“There are a lot of people in here with disabilities [who] really have trouble with any kind of thing like that. It’s very traumatic for them.
“You kind of wonder about the people [hired] to build these places. It is affordable housing and it’s like [it’s] slapped together.”
Building is less than a year old
First opened in June 2020, Phase 2 of Horizon View was the largest affordable housing space completed in Calgary in the past 10 years. The building supports a total of 210 units and has a maximum capacity of housing more than 300 people. The first phase opened in November 2018.
Pock said the three incidents of flooding between Feb. 8 and Feb. 12 weren’t isolated incidents.
“There was one suite that flooded last week… and they didn’t have any fans over the weekend for the flooding,” she said.
“I’m afraid the carpet is going to go mouldy. I have asthma, other people have other conditions. I didn’t see anything done for that.”

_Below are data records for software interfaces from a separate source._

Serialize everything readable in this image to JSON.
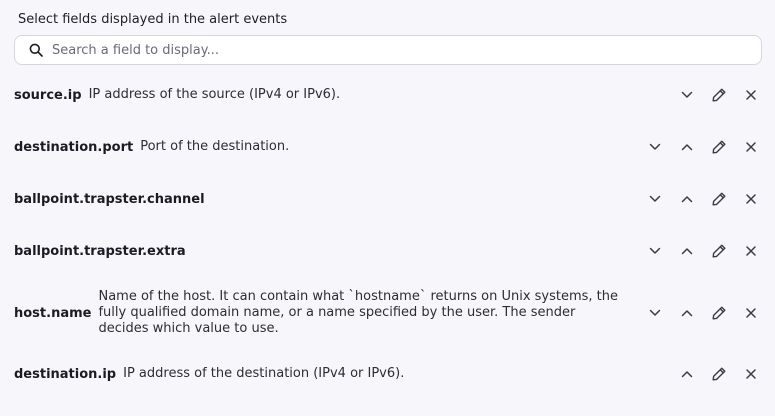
{
  "title": "Select fields displayed in the alert events",
  "search": {
    "placeholder": "Search a field to display..."
  },
  "icons": {
    "search": "search-icon",
    "down": "chevron-down-icon",
    "up": "chevron-up-icon",
    "edit": "pencil-icon",
    "remove": "close-icon"
  },
  "fields": [
    {
      "name": "source.ip",
      "description": "IP address of the source (IPv4 or IPv6).",
      "can_move_up": false,
      "can_move_down": true
    },
    {
      "name": "destination.port",
      "description": "Port of the destination.",
      "can_move_up": true,
      "can_move_down": true
    },
    {
      "name": "ballpoint.trapster.channel",
      "description": "",
      "can_move_up": true,
      "can_move_down": true
    },
    {
      "name": "ballpoint.trapster.extra",
      "description": "",
      "can_move_up": true,
      "can_move_down": true
    },
    {
      "name": "host.name",
      "description": "Name of the host. It can contain what `hostname` returns on Unix systems, the fully qualified domain name, or a name specified by the user. The sender decides which value to use.",
      "can_move_up": true,
      "can_move_down": true
    },
    {
      "name": "destination.ip",
      "description": "IP address of the destination (IPv4 or IPv6).",
      "can_move_up": true,
      "can_move_down": false
    }
  ]
}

In addition to burst pipes and flooding, some residents are experiencing abnormally warm temperatures in their apartments. They’re opening windows to cool the units. Pock said her own unit was at 27 Celsius on Thursday morning.
Arianne Brady, Horizon Housing Director of Stakeholder Relations believes the open windows are contributing to the problems with the pipes.
“I think it’s a combination of the incredibly low temperatures, which we haven’t seen in the lifespan of this building so far, combined with the open windows,” she explained.
“It is a newer building and I think it’s just extenuating circumstances that are causing these challenges right now.”
With respect to residents having been evacuated from the building, Brady added the usual protocol for if a resident’s unit was flooded would be for them to be allowed to stay in the hallways of the building, or temporarily relocated while the unit was addressed.
Parenteau added the frequency of false fire alarms being triggered is causing some people to begin to ignore them.
“When you’re walking out of here you don’t know if you’re walking out because of a burst pipe or there’s actually a fire in the building,” she said.
“It’s getting to the point now where people hear the alarm and they don’t even bother to go outside or into the hallways.”
No overnight location manager
Pock and Parenteau said the lack of an overnight manager is compounding problems. There’s no one on site to explain a situation to residents.
Brady confirmed there is no overnight manager for the building. Horizon Housing is working to establish a security detail for this weekend.
“The safety and security and comfort of our residents is our top priority,” said Brady.
“We’re working with our residents our contractors and our staff to make sure that, first and foremost, their comfort and security is taken care of.”